Description: Acute respiratory illness is defined by acute onset with any key respiratory symptoms including cough, shortness of breath, sore throat, runny nose and change in smell.Measure: Incidence of acute respiratory illness in treatment arms (hydroxychloroquine, ivermectin, zinc and povidone iodine) Time: At the end of study dosing, which is day 42
Data processed on September 26, 2020.

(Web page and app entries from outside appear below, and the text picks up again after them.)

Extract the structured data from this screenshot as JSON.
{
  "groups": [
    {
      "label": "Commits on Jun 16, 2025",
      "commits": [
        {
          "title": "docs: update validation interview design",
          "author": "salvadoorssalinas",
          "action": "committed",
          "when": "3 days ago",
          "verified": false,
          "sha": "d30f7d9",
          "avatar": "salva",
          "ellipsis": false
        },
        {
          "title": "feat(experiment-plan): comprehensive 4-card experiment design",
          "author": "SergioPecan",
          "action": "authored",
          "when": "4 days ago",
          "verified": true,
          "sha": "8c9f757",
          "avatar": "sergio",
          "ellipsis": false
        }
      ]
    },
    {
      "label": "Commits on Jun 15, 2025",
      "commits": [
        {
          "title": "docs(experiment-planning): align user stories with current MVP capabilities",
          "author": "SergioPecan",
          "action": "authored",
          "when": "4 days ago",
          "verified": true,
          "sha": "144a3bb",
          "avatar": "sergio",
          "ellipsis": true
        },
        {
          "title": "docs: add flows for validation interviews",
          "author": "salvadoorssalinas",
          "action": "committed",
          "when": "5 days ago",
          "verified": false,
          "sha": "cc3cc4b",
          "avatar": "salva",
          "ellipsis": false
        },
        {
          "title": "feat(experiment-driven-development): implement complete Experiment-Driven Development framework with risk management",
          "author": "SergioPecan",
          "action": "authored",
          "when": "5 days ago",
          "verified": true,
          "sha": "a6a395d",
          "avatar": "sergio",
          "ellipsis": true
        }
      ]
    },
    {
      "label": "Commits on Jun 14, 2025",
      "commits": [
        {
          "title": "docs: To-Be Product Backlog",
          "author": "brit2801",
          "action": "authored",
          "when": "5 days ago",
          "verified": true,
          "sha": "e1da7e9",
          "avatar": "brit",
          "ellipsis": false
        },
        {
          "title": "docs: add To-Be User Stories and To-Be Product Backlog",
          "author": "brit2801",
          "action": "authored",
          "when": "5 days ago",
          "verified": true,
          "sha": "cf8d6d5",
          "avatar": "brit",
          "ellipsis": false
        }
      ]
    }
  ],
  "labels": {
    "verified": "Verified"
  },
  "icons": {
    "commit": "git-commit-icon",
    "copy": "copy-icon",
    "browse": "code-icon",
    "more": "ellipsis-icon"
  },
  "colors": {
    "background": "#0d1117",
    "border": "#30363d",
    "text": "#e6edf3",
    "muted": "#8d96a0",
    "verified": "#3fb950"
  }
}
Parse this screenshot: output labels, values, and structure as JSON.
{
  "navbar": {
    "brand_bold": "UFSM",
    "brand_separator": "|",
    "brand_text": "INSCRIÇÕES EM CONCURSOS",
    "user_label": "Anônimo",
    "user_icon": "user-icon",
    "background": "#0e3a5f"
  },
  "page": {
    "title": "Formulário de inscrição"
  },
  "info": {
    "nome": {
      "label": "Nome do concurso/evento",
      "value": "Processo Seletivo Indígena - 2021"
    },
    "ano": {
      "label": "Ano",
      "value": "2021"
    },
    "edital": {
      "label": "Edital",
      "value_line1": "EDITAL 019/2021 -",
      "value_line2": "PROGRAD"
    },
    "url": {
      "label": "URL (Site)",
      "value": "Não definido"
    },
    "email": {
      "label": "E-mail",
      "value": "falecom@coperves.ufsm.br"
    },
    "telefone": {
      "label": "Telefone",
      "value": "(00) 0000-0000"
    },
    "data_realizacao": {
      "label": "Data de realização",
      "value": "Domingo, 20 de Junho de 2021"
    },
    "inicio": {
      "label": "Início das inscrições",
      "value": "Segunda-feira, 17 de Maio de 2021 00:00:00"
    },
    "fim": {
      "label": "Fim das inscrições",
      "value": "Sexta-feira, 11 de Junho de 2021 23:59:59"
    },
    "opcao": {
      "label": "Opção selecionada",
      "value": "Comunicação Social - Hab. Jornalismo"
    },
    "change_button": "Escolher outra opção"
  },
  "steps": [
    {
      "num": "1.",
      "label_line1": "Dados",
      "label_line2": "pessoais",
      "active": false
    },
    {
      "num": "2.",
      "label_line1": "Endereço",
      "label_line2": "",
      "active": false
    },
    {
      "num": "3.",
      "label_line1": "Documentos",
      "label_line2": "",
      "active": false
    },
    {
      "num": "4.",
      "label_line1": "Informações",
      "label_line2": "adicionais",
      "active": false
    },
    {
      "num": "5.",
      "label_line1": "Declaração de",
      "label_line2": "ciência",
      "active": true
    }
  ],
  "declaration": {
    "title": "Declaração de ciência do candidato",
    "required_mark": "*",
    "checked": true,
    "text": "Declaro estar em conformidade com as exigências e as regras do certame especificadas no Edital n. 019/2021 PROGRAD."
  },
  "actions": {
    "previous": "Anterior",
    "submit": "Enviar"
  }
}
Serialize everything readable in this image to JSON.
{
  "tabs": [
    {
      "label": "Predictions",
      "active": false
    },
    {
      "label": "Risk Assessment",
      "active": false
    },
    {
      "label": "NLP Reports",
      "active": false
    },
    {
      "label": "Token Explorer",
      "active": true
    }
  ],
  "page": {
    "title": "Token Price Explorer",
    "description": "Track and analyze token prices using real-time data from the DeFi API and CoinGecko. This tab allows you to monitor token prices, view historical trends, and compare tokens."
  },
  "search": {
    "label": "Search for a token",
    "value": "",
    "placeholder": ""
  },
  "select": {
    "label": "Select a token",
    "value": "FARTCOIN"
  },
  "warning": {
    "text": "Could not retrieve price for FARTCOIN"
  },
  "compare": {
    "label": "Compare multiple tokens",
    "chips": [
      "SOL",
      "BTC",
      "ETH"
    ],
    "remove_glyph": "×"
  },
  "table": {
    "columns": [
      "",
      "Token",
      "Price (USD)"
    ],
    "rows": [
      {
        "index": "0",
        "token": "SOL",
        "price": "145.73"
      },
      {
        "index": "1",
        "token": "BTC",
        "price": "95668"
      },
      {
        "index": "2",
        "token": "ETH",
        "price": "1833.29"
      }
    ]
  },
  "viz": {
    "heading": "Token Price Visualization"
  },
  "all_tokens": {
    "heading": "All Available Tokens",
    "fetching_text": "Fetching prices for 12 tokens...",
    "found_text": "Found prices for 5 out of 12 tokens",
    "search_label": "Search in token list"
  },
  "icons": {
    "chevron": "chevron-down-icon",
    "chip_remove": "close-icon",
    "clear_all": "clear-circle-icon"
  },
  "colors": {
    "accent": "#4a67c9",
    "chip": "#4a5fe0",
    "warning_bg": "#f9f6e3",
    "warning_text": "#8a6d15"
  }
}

An HTML report was created for each of the unique drugs, MeSH, and HPO terms associated with COVID-19 clinical trials. Each report contains a list of either the drug, the MeSH terms, or the HPO terms. All of the terms in a category are displayed on the left-hand side of the report to enable easy navigation, and the reports contain a list of correlated drugs, MeSH, and HPO terms. Further, all reports contain the details of the clinical trials in which the term is referenced. Every clinical trial report shows the mapped HPO and MeSH terms, which are also hyperlinked. Related HPO terms, with their associated genes, protein mutations, and SNPs are also referenced in the report.Drug Reports MeSH Reports HPO Reports